Just recently the president of Ecuador, Rafael Correa, made an important decision for sharks and other marine animals in one of the ocean’s most globally valuable locations. Correa announced that all fishing, mining, and oil drilling is banned in a 15,000 square mile sector of the ocean in the Galápagos Islands. This new protected area has become the largest shark sanctuary in the world and also combines with the rest of the protected areas in the Galápagos Islands to make 32 percent of the area protected (Silva). An existing marine reserve of 80,000 square miles was created back in 1998. The area had previously allowed local fishing at a small scale, but Correa and the government decided that with global warming affecting the area, illegal shark hunting increasing, and other fishing activities causing negative effects, it was best to establish full protection for the area (Aldred).

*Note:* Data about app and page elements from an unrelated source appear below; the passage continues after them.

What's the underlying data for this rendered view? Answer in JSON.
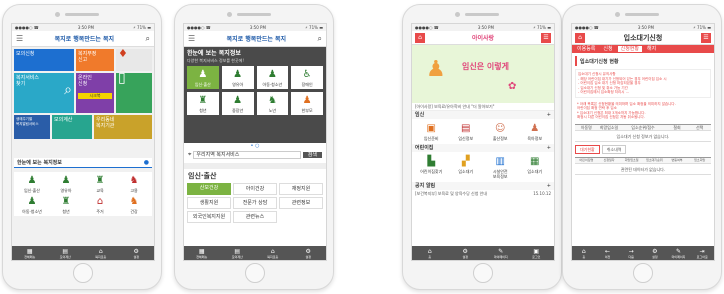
{
  "phone1": {
    "status": {
      "left": "●●●●○ ☎",
      "center": "3:50 PM",
      "right": "⚡ 71% ▬"
    },
    "logo": "복지로 행복만드는 복지",
    "tiles": [
      {
        "label": "모의신청"
      },
      {
        "label": "복지부정\n신고"
      },
      {
        "label": "복지서비스\n찾기"
      },
      {
        "label": "온라인\n신청"
      },
      {
        "label": "생애주기별\n복지알림서비스"
      },
      {
        "label": "모의계산"
      },
      {
        "label": "우리동네\n복지기관"
      }
    ],
    "tile_badge": "시크북",
    "section_title": "한눈에 보는 복지정보",
    "grid": [
      "임신·출산",
      "영유아",
      "교육",
      "고용",
      "아동·청소년",
      "청년",
      "주거",
      "건강"
    ],
    "tabs": [
      "전체메뉴",
      "모의계산",
      "복지로홈",
      "설정"
    ]
  },
  "phone2": {
    "status": {
      "left": "●●●●○ ☎",
      "center": "3:50 PM",
      "right": "⚡ 71% ▬"
    },
    "logo": "복지로 행복만드는 복지",
    "hero_title": "한눈에 보는 복지정보",
    "hero_sub": "다양한 복지서비스 정보를 한곳에!",
    "grid": [
      "임신·출산",
      "영유아",
      "아동·청소년",
      "장애인",
      "청년",
      "중장년",
      "노년",
      "한부모"
    ],
    "search_label": "우리지역 복지서비스",
    "search_button": "검색",
    "section_title": "임신·출산",
    "buttons": [
      "산모건강",
      "아이건강",
      "재정지원",
      "생활지원",
      "전문가 상담",
      "관련정보",
      "외국인복지지원",
      "관련뉴스"
    ],
    "tabs": [
      "전체메뉴",
      "모의계산",
      "복지로홈",
      "설정"
    ]
  },
  "phone3": {
    "status": {
      "left": "●●●●○ ☎",
      "center": "3:50 PM",
      "right": "⚡ 71% ▬"
    },
    "logo": "아이사랑",
    "banner_text": "임신은 이렇게",
    "notice": "[아이사랑] 보육료/유아학비 안내 \"더 알아보기\"",
    "section1": "임신",
    "icons1": [
      "임신준비",
      "임신정보",
      "출산정보",
      "육아정보"
    ],
    "section2": "어린이집",
    "icons2": [
      "어린이집찾기",
      "입소대기",
      "시설안전\n보육정보",
      "입소대기"
    ],
    "section3": "공지 알림",
    "notice2": "[보건복지부] 보육료 및 양육수당 신청 안내",
    "notice2_date": "15.10.12",
    "tabs": [
      "홈",
      "설정",
      "마이페이지",
      "로그인"
    ]
  },
  "phone4": {
    "status": {
      "left": "●●●●○ ☎",
      "center": "3:50 PM",
      "right": "⚡ 71% ▬"
    },
    "title": "입소대기신청",
    "tabs_top": [
      "이용등록",
      "신청",
      "신청현황",
      "해지"
    ],
    "section_title": "입소대기신청 현황",
    "info_lines": [
      "입소대기 신청시 유의사항",
      "- 해당 어린이집 대기가 신청되어 있는 경우 어린이집 입소 시",
      "- 어린이집 입소 대기 신청 마감되었을 경우",
      "- 입소대기 신청 및 취소 가능 기간",
      "- 어린이집에서 입소확정 처리시 ..."
    ],
    "warning_lines": [
      "* 아래 목록은 신청현황을 의미하며 입소 확정을 의미하지 않습니다.",
      "어린이집 확정 연락 후 입소",
      "* 입소대기 신청은 최대 3개소까지 가능합니다.",
      "확정시 다른 어린이집 신청은 자동 취소됩니다."
    ],
    "table_head": [
      "아동명",
      "희망입소일",
      "입소순위/점수",
      "철회",
      "선택"
    ],
    "empty_msg": "입소대기 신청 정보가 없습니다.",
    "btn_a": "대기현황",
    "btn_b": "취소내역",
    "table2_head": [
      "어린이집명",
      "신청일자",
      "희망입소일",
      "입소대기순위",
      "변동여부",
      "입소희망"
    ],
    "empty_msg2": "관련된 데이터가 없습니다.",
    "tabs": [
      "홈",
      "이전",
      "다음",
      "설정",
      "마이페이지",
      "로그아웃"
    ]
  }
}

Along with the various species of sharks, this new reserve is home to nearly 3,000 species of fish, the only marine iguana in the world, and many other species of mammals and invertebrates (Silva). Also, around 99% of the land are of the Galápagos Islands is protected and does not allow habitation by humans. The tourism on the islands is also strictly regulated to be sure the environment is kept safe for the biodiverse community it supports (Aldred).
This bold move is an important one for sharks especially. Sharks have seen a decline in population across all of the earth’s oceans. Every year, around 100 million sharks are killed and this new protected site may allow for sharks to safely breed and bring their population numbers back up again. The site is already home to 34 species of sharks and this location is already sought out as a breeding and resting ground for the sharks (Silva).
-Aldred, J. (2016, March 21). Ecuador creates Galápagos marine sanctuary to protect sharks. Retrieved March 27, 2016, from http://www.theguardian.com/environment/2016/mar/21/ecuador-creates-galapagos-marine-sanctuary-to-protect-sharks
-Silva, C. (2016, March 21). Ecuador Announces World's Biggest Shark Sanctuary In Galápagos [PHOTOS]. Retrieved March 27, 2016, from http://www.ibtimes.com/ecuador-announces-worlds-biggest-shark-sanctuary-galapagos-photos-2340421